(Task brief):
Where does the word "background" show up in the data? Please find each such line and copy it.

(Listed records):
------------------------------------------------

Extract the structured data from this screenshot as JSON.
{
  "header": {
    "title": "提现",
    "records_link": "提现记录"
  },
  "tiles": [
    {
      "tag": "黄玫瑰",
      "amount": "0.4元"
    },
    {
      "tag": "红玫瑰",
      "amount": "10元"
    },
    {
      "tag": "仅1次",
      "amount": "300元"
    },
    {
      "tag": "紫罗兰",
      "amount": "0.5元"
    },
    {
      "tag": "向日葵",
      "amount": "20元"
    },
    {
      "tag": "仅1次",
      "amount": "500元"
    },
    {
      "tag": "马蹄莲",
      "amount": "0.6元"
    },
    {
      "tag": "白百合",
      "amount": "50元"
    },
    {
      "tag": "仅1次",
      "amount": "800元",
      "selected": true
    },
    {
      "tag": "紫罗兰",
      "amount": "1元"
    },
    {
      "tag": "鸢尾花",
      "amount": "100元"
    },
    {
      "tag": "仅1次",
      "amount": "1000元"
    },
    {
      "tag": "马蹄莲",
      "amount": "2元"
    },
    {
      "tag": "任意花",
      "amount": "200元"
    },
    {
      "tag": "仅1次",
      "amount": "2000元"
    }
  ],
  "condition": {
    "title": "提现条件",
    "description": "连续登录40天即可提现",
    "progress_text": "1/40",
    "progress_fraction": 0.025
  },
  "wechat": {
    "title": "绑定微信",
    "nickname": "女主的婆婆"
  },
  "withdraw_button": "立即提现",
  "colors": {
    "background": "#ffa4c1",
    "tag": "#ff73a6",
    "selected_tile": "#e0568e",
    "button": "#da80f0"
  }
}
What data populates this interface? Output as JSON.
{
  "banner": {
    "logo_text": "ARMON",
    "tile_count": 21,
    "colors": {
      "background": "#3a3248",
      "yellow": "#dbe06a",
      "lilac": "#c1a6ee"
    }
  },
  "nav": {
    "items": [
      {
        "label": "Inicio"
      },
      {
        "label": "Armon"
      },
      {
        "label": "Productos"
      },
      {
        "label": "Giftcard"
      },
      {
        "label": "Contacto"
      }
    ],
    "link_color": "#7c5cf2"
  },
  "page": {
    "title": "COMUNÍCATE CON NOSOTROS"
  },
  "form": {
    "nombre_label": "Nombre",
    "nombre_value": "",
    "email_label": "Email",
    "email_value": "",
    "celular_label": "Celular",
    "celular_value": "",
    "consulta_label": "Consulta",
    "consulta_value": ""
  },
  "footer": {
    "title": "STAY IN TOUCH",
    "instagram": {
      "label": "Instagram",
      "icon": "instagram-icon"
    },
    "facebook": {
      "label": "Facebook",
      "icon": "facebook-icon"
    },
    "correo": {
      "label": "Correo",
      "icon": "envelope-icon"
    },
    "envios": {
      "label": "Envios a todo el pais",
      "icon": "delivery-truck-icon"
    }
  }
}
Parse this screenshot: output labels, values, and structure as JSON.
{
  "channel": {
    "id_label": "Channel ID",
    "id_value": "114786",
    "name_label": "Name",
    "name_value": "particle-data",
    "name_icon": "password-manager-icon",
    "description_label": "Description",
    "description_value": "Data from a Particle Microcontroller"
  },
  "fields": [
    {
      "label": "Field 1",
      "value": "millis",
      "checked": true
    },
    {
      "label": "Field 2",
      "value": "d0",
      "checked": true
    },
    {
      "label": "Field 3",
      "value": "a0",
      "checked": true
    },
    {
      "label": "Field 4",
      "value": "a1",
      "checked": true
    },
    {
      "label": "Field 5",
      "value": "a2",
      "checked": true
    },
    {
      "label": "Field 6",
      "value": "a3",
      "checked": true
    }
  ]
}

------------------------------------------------

(Task result):
    "background": "#ffa4c1",
      "background": "#3a3248",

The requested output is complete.